The researchers reported that the overwhelming majority (88.2%) of participants had the indolent form of systemic mastocytosis, and none progressed to advanced systemic mastocytosis. In addition, the median time from the first patient-reported symptoms to diagnosis was 10 years. They estimated that the prevalence of systemic mastocytosis among adults in Stockholm was 10.6 per 100,000 inhabitants and that the mean incidence of new diagnoses in the same region was 0.77 per 100,000 people. 

The research team also reported that 18 patients had some form of solid tumors; 5 had cutaneous melanoma, 4 had breast cancer, 4 had gastrointestinal malignancies, and 2 each had pancreatic cancer and small-cell lung cancer. 

Read more about systemic mastocytosis treatment 

“The present study summarizes our 15 years of experience of [systemic mastocytosis], and underlines the need for standardized algorithms for diagnostic workup, risk stratification, and treatment,” the authors of the study wrote. 

It is only by collecting data over a relatively long period of time that useful information concerning epidemiology, treatment outcomes, and complications can come to light. Overall, both of these studies suggest that a heavy disease burden is still attached to a diagnosis of systemic mastocytosis, even in dedicated treatment centers. 

So what is the best way forward? Certainly, long-term clinical studies are as needed as ever before to ensure that each step taken by the medical community is illuminated by the very best evidence.

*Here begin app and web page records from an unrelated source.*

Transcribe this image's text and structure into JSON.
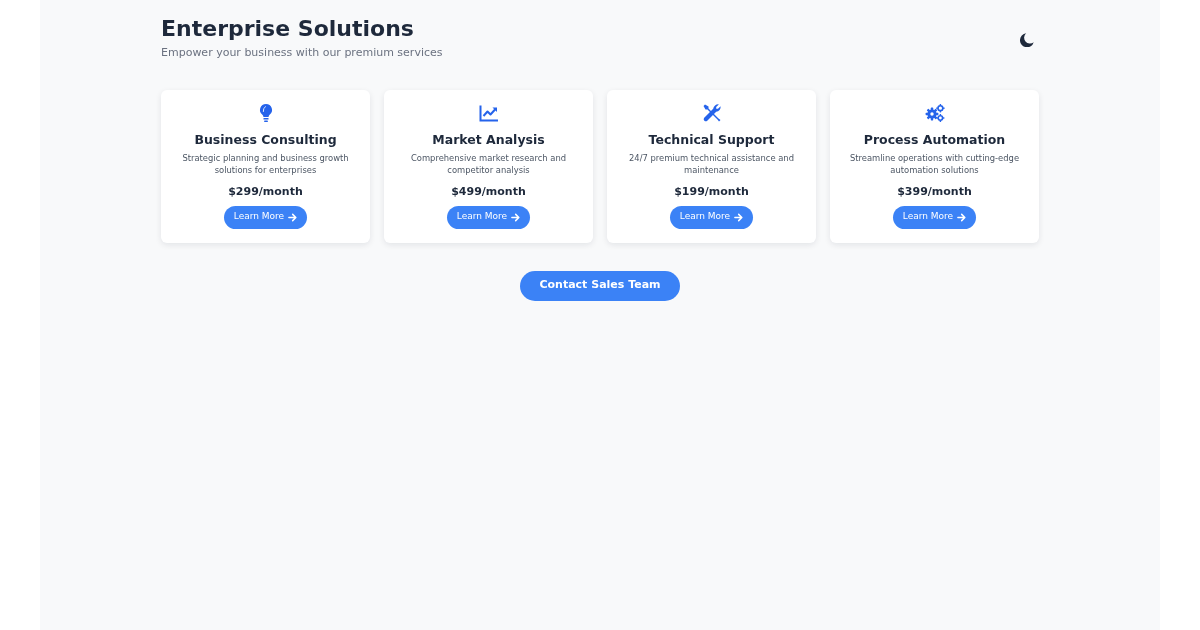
{
  "header": {
    "title": "Enterprise Solutions",
    "subtitle": "Empower your business with our premium services"
  },
  "services": [
    {
      "kind": "lightbulb",
      "title": "Business Consulting",
      "description": "Strategic planning and business growth solutions for enterprises",
      "price": "$299/month",
      "button": "Learn More"
    },
    {
      "kind": "chart",
      "title": "Market Analysis",
      "description": "Comprehensive market research and competitor analysis",
      "price": "$499/month",
      "button": "Learn More"
    },
    {
      "kind": "tools",
      "title": "Technical Support",
      "description": "24/7 premium technical assistance and maintenance",
      "price": "$199/month",
      "button": "Learn More"
    },
    {
      "kind": "gears",
      "title": "Process Automation",
      "description": "Streamline operations with cutting-edge automation solutions",
      "price": "$399/month",
      "button": "Learn More"
    }
  ],
  "contact_button": "Contact Sales Team"
}
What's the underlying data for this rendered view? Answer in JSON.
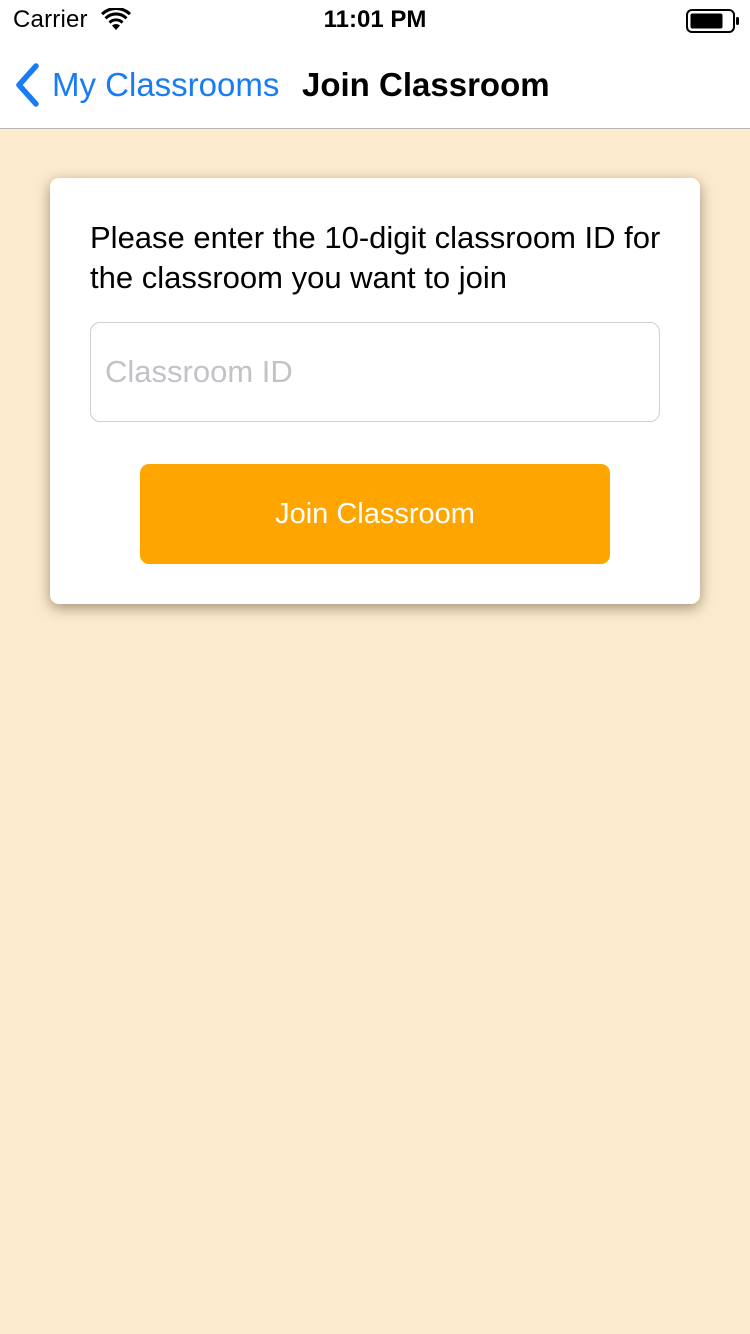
{
  "status_bar": {
    "carrier": "Carrier",
    "time": "11:01 PM",
    "icons": [
      "wifi-icon",
      "battery-icon"
    ]
  },
  "nav": {
    "back_label": "My Classrooms",
    "title": "Join Classroom",
    "back_icon": "chevron-left-icon"
  },
  "card": {
    "instruction": "Please enter the 10-digit classroom ID for the classroom you want to join",
    "input": {
      "value": "",
      "placeholder": "Classroom ID"
    },
    "button_label": "Join Classroom"
  },
  "colors": {
    "background": "#FDEBCF",
    "accent_blue": "#1A7CF5",
    "button_orange": "#FFA500",
    "card": "#FFFFFF",
    "placeholder": "#C2C2C7"
  }
}
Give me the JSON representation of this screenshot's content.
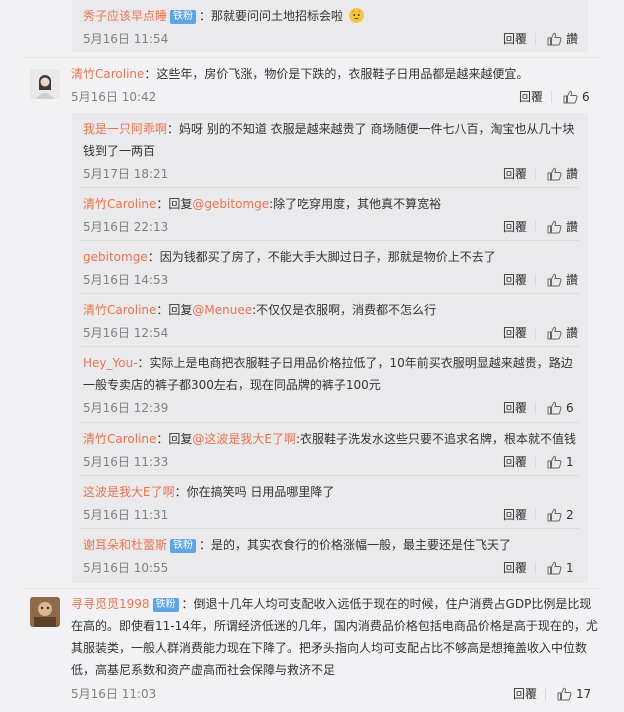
{
  "sub_comments_a": [
    {
      "user": "秀子应该早点睡",
      "badge": "铁粉",
      "text": "：那就要问问土地招标会啦",
      "date": "5月16日 11:54",
      "reply": "回覆",
      "like": "讚"
    }
  ],
  "comment_1": {
    "user": "清竹Caroline",
    "text": "：这些年，房价飞涨，物价是下跌的，衣服鞋子日用品都是越来越便宜。",
    "date": "5月16日 10:42",
    "reply": "回覆",
    "likes": "6"
  },
  "replies_1": [
    {
      "user": "我是一只阿乖啊",
      "line1": "：妈呀 别的不知道 衣服是越来越贵了 商场随便一件七八百，淘宝也从几十块",
      "line2": "钱到了一两百",
      "date": "5月17日 18:21",
      "reply": "回覆",
      "like": "讚"
    },
    {
      "user": "清竹Caroline",
      "pre": "：回复",
      "mention": "@gebitomge",
      "text": ":除了吃穿用度，其他真不算宽裕",
      "date": "5月16日 22:13",
      "reply": "回覆",
      "like": "讚"
    },
    {
      "user": "gebitomge",
      "text": "：因为钱都买了房了，不能大手大脚过日子，那就是物价上不去了",
      "date": "5月16日 14:53",
      "reply": "回覆",
      "like": "讚"
    },
    {
      "user": "清竹Caroline",
      "pre": "：回复",
      "mention": "@Menuee",
      "text": ":不仅仅是衣服啊，消费都不怎么行",
      "date": "5月16日 12:54",
      "reply": "回覆",
      "like": "讚"
    },
    {
      "user": "Hey_You-",
      "line1": "：实际上是电商把衣服鞋子日用品价格拉低了，10年前买衣服明显越来越贵，路边",
      "line2": "一般专卖店的裤子都300左右，现在同品牌的裤子100元",
      "date": "5月16日 12:39",
      "reply": "回覆",
      "likes": "6"
    },
    {
      "user": "清竹Caroline",
      "pre": "：回复",
      "mention": "@这波是我大E了啊",
      "text": ":衣服鞋子洗发水这些只要不追求名牌，根本就不值钱",
      "date": "5月16日 11:33",
      "reply": "回覆",
      "likes": "1"
    },
    {
      "user": "这波是我大E了啊",
      "text": "：你在搞笑吗 日用品哪里降了",
      "date": "5月16日 11:31",
      "reply": "回覆",
      "likes": "2"
    },
    {
      "user": "谢耳朵和杜蕾斯",
      "badge": "铁粉",
      "text": "：是的，其实衣食行的价格涨幅一般，最主要还是住飞天了",
      "date": "5月16日 10:55",
      "reply": "回覆",
      "likes": "1"
    }
  ],
  "comment_2": {
    "user": "寻寻觅觅1998",
    "badge": "铁粉",
    "line1": "：倒退十几年人均可支配收入远低于现在的时候，住户消费占GDP比例是比现",
    "line2": "在高的。即使看11-14年，所谓经济低迷的几年，国内消费品价格包括电商品价格是高于现在的，尤",
    "line3": "其服装类，一般人群消费能力现在下降了。把矛头指向人均可支配占比不够高是想掩盖收入中位数",
    "line4": "低，高基尼系数和资产虚高而社会保障与救济不足",
    "date": "5月16日 11:03",
    "reply": "回覆",
    "likes": "17"
  },
  "colors": {
    "link": "#eb7350",
    "badge": "#5fa4e4",
    "text": "#333333",
    "muted": "#808080",
    "sub_bg": "#eaeaec",
    "bg": "#f2f2f5"
  }
}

Until then, clinicians should focus on early diagnosis and the early initiation of treatment to improve outcomes. 

References

Weiss SL, Hyman JB, Carlson GS, Coop CA. Long-term successful treatment of indolent systemic mastocytosis with omalizumabFed Pract. 2021;38(1):44-48. doi:10.12788/fp.0081

Ungerstedt J, Ljung C, Klimkowska M, Gülen T. Clinical outcomes of adults with systemic mastocytosis: a 15-year multidisciplinary experienceCancers (Basel). 2022;14(16):3942. doi:10.3390/cancers14163942